The last time I was in Copenhagen, it was the last stop on an 18-day, road warrior trip through 6 countries. I lost my wallet in Amsterdam, partied during Oktoberfest in Berlin, celebrated Keith’s 30th birthday in Göteborg. I had quit an old job and accepted a job offer just before I left, I got a new job offer and accepted it while in Prague (meaning I’d need to back out of the first offer), and started my job pretty much as soon as I returned to the states. Needless to say: I was more or less exhausted.
I really liked Copenhagen then, and—much like other places—I left thinking I’d come back relatively soon. Fast forward 3 years later (almost to the day) and here I am again in Denmark. AND LOVING IT. Copenhagen might be the first place that I’ve revisited where I’ve enjoyed it just so much more the second time around.
The several days we spent in Copenhagen were filled with bicycling, shopping, eating, festivaling, geeking out over all things design, and exploring to the max. Coincidentally, I found myself again in the city during its annual Culture Night, which was pretty fun, but it paled in comparison to the evening we spent at Noma’s pop up called “Under the Bridge.” Since the world-famous restaurant was in between the closing of its original space and the opening of its new space, the team put together a fun pop-up venture that was located under a bridge (hence the name). We scored some tickets (!!) and had an incredibly jovial and delicious communal meal. It’s difficult to pick out a favorite dish, but the most memorable by far was the financier with the famous wood ants.
Yep. That’s right. I ate ants! And they were f#%&# fantastic. If you closed your eyes, you’d just think you were eating lemon zest. It blew my mind! I long before read that Noma used ants in this way, and had always wondered what my reaction would be if I ever got the chance to try it. Turns out, I’d eat them again.

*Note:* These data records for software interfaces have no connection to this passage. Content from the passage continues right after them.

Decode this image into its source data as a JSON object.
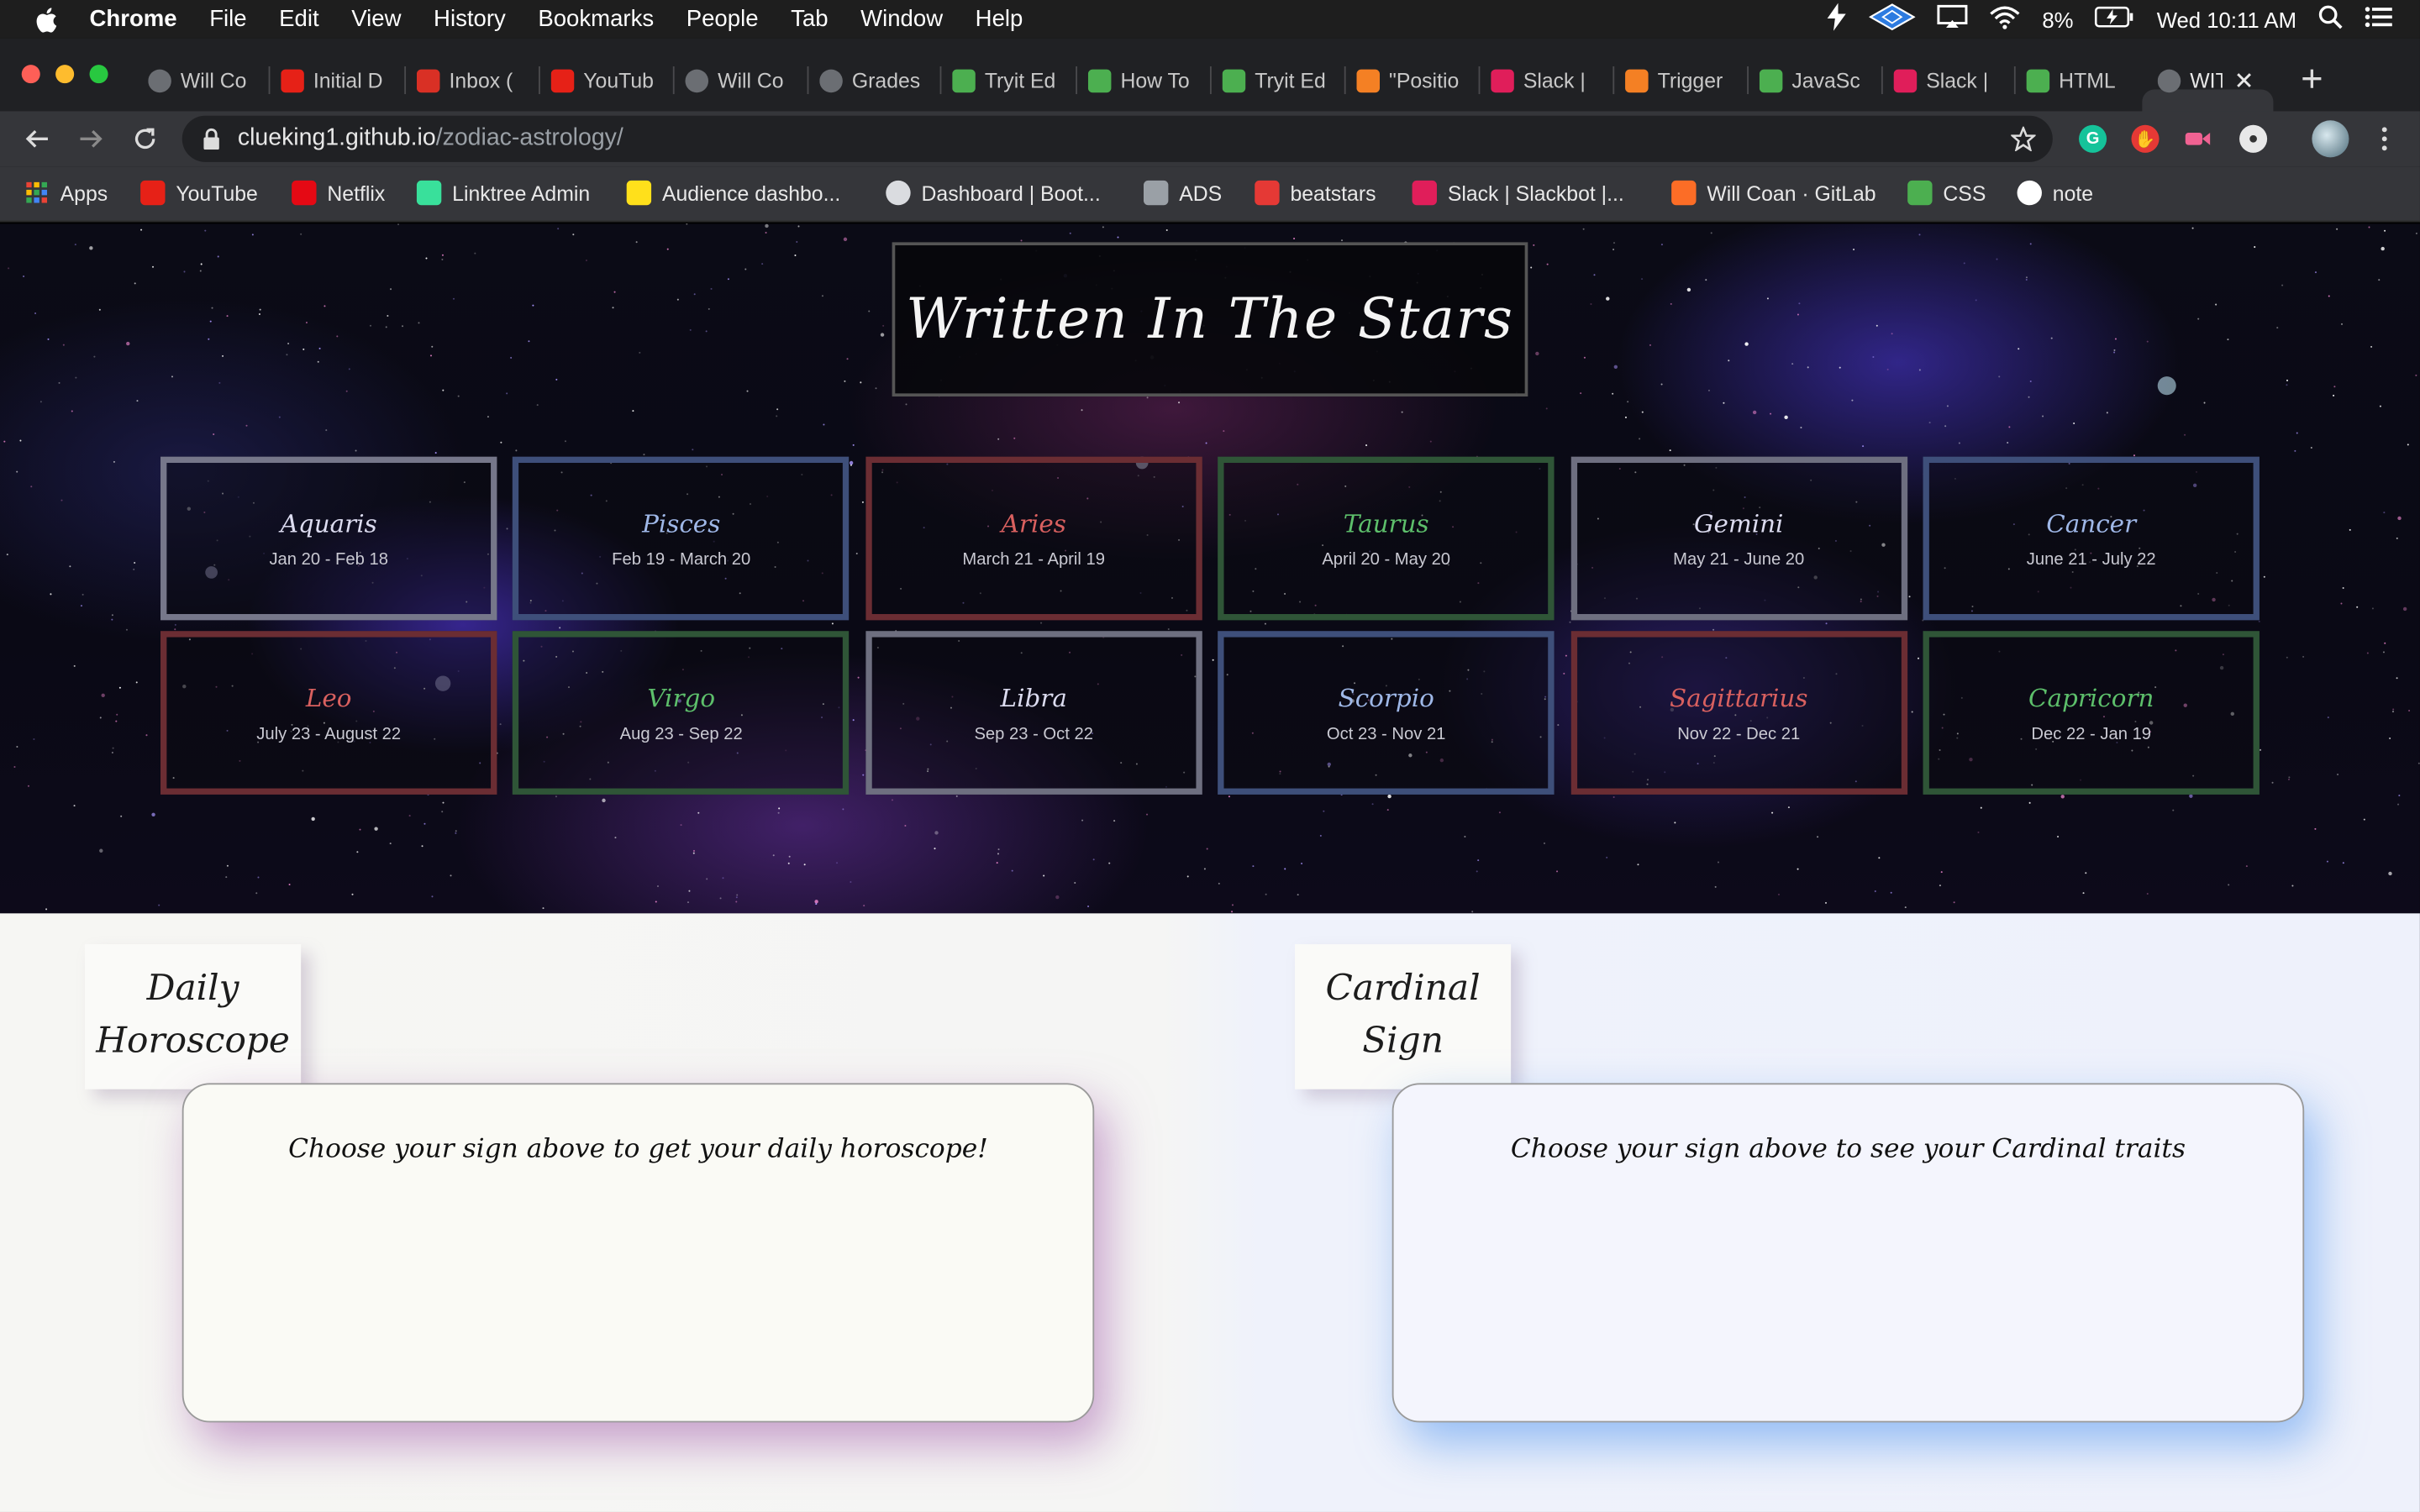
{
  "menubar": {
    "app": "Chrome",
    "items": [
      "File",
      "Edit",
      "View",
      "History",
      "Bookmarks",
      "People",
      "Tab",
      "Window",
      "Help"
    ],
    "battery": "8%",
    "clock": "Wed 10:11 AM"
  },
  "tabs": [
    {
      "label": "Will Co",
      "icon": "globe-icon",
      "color": "#5f6368"
    },
    {
      "label": "Initial D",
      "icon": "youtube-icon",
      "color": "#e62117"
    },
    {
      "label": "Inbox (",
      "icon": "gmail-icon",
      "color": "#d93025"
    },
    {
      "label": "YouTub",
      "icon": "youtube-icon",
      "color": "#e62117"
    },
    {
      "label": "Will Co",
      "icon": "globe-icon",
      "color": "#5f6368"
    },
    {
      "label": "Grades",
      "icon": "globe-icon",
      "color": "#5f6368"
    },
    {
      "label": "Tryit Ed",
      "icon": "w3schools-icon",
      "color": "#4caf50"
    },
    {
      "label": "How To",
      "icon": "w3schools-icon",
      "color": "#4caf50"
    },
    {
      "label": "Tryit Ed",
      "icon": "w3schools-icon",
      "color": "#4caf50"
    },
    {
      "label": "\"Positio",
      "icon": "stackoverflow-icon",
      "color": "#f48024"
    },
    {
      "label": "Slack |",
      "icon": "slack-icon",
      "color": "#e01e5a"
    },
    {
      "label": "Trigger",
      "icon": "stackoverflow-icon",
      "color": "#f48024"
    },
    {
      "label": "JavaSc",
      "icon": "w3schools-icon",
      "color": "#4caf50"
    },
    {
      "label": "Slack |",
      "icon": "slack-icon",
      "color": "#e01e5a"
    },
    {
      "label": "HTML",
      "icon": "w3schools-icon",
      "color": "#4caf50"
    },
    {
      "label": "WIT",
      "icon": "globe-icon",
      "color": "#5f6368"
    }
  ],
  "address": {
    "host": "clueking1.github.io",
    "path": "/zodiac-astrology/"
  },
  "bookmarks": [
    {
      "label": "Apps",
      "icon": "apps-grid-icon",
      "color": "#4285f4"
    },
    {
      "label": "YouTube",
      "icon": "youtube-icon",
      "color": "#e62117"
    },
    {
      "label": "Netflix",
      "icon": "netflix-icon",
      "color": "#e50914"
    },
    {
      "label": "Linktree Admin",
      "icon": "linktree-icon",
      "color": "#39e09b"
    },
    {
      "label": "Audience dashbo...",
      "icon": "mailchimp-icon",
      "color": "#ffe01b"
    },
    {
      "label": "Dashboard | Boot...",
      "icon": "globe-icon",
      "color": "#dadce0"
    },
    {
      "label": "ADS",
      "icon": "ads-icon",
      "color": "#9aa0a6"
    },
    {
      "label": "beatstars",
      "icon": "beatstars-icon",
      "color": "#e53935"
    },
    {
      "label": "Slack | Slackbot |...",
      "icon": "slack-icon",
      "color": "#e01e5a"
    },
    {
      "label": "Will Coan · GitLab",
      "icon": "gitlab-icon",
      "color": "#fc6d26"
    },
    {
      "label": "CSS",
      "icon": "w3schools-icon",
      "color": "#4caf50"
    },
    {
      "label": "note",
      "icon": "google-icon",
      "color": "#ffffff"
    }
  ],
  "site": {
    "title": "Written In The Stars",
    "signs": [
      {
        "name": "Aquaris",
        "dates": "Jan 20 - Feb 18",
        "color": "#dcdcf0",
        "border": "#76778a"
      },
      {
        "name": "Pisces",
        "dates": "Feb 19 - March 20",
        "color": "#9fb8e8",
        "border": "#3e4f7a"
      },
      {
        "name": "Aries",
        "dates": "March 21 - April 19",
        "color": "#d9605f",
        "border": "#6b2d33"
      },
      {
        "name": "Taurus",
        "dates": "April 20 - May 20",
        "color": "#5dbf6b",
        "border": "#2f5537"
      },
      {
        "name": "Gemini",
        "dates": "May 21 - June 20",
        "color": "#dcdcf0",
        "border": "#6e6f80"
      },
      {
        "name": "Cancer",
        "dates": "June 21 - July 22",
        "color": "#9fb8e8",
        "border": "#3e4f7a"
      },
      {
        "name": "Leo",
        "dates": "July 23 - August 22",
        "color": "#d9605f",
        "border": "#6b2d33"
      },
      {
        "name": "Virgo",
        "dates": "Aug 23 - Sep 22",
        "color": "#5dbf6b",
        "border": "#2f5537"
      },
      {
        "name": "Libra",
        "dates": "Sep 23 - Oct 22",
        "color": "#dcdcf0",
        "border": "#6e6f80"
      },
      {
        "name": "Scorpio",
        "dates": "Oct 23 - Nov 21",
        "color": "#9fb8e8",
        "border": "#3e4f7a"
      },
      {
        "name": "Sagittarius",
        "dates": "Nov 22 - Dec 21",
        "color": "#d9605f",
        "border": "#6b2d33"
      },
      {
        "name": "Capricorn",
        "dates": "Dec 22 - Jan 19",
        "color": "#5dbf6b",
        "border": "#2f5537"
      }
    ],
    "daily": {
      "title": "Daily Horoscope",
      "prompt": "Choose your sign above to get your daily horoscope!"
    },
    "cardinal": {
      "title": "Cardinal Sign",
      "prompt": "Choose your sign above to see your Cardinal traits"
    }
  }
}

I won’t write again about the New Nordic/Nordic cuisine here — see previous posts for that. But, to give credit to the whole food scene in Copenhagen, I have to say that nearly everything I ate while in Copenhagen (much like in 2014), was just so good. I’ll biased; my day-to-day diet most closely resembles a “traditional” Nordic diet based on seasonal seafood, root vegetables, berries, full-fat dairy, and grains like rye/barley. So to be in a country where the majority of meal options even in a food hall have come from the sea… that’s my heaven. With the exception of the porridge I had at Grød and the pølse (hotdog) I had late during Culture Night (obviously), every other meal was based on seafood and it’d be difficult, again, to pick a favorite. Just the way I like it.
In addition to my 2014 recommendations, I recommend:
- Copenhagen Street Food – Not only is Papirøen a fun place to walk to, but the indoor food hall has a wide selection of great food and good vibes.
- Torvehallerne – My other favorite CPH food hall, again, so many options including lots of fresh seafood.
- Restaurant Schønnemann – The classic smørrebrød restaurant in Copenhagen – make reservations!
- Grød – Cold weather or warm weather; breakfast, lunch, or dinner… great sweet or savory porridge.
- All of the Mikkeller bars and Øl & Brød and Warpigs – Each location has a different atmosphere; see what you like best!
- Kødbyens Fiskebar – Not the most design-y place in CPH, but super fresh fish
- The Coffee Collective – Very good coffee with a sustainable mission
- Lagkagehuset – Classic Danish pastry / coffee chain found across Copenhagen
- Døp – The classic Copenhagen pølse (hot dog), but organic. Vegetarian options. Located mostly next to Rundetårn.
- Rundetårn – Not only is the view from the top beautiful, but walking up the circular tower is enjoyable.
- Designmuseum Danmark – In a design-centric city famous for its design, this is a great place to learn about old and new creative projects.
- Botanisk Have – Copenhagen isn’t an overwhelming city, but it’s a nice escape to walk around here.
- Rent a bicycle and just bike anywhere. It’s so fun, and convenient. You can bike up to Dyrehave (the deer park) in about an hour, but Copenhagen’s bike lanes make biking in the city a pure joy. We did a 24-hr rental from XXX, but you can rent from many other places.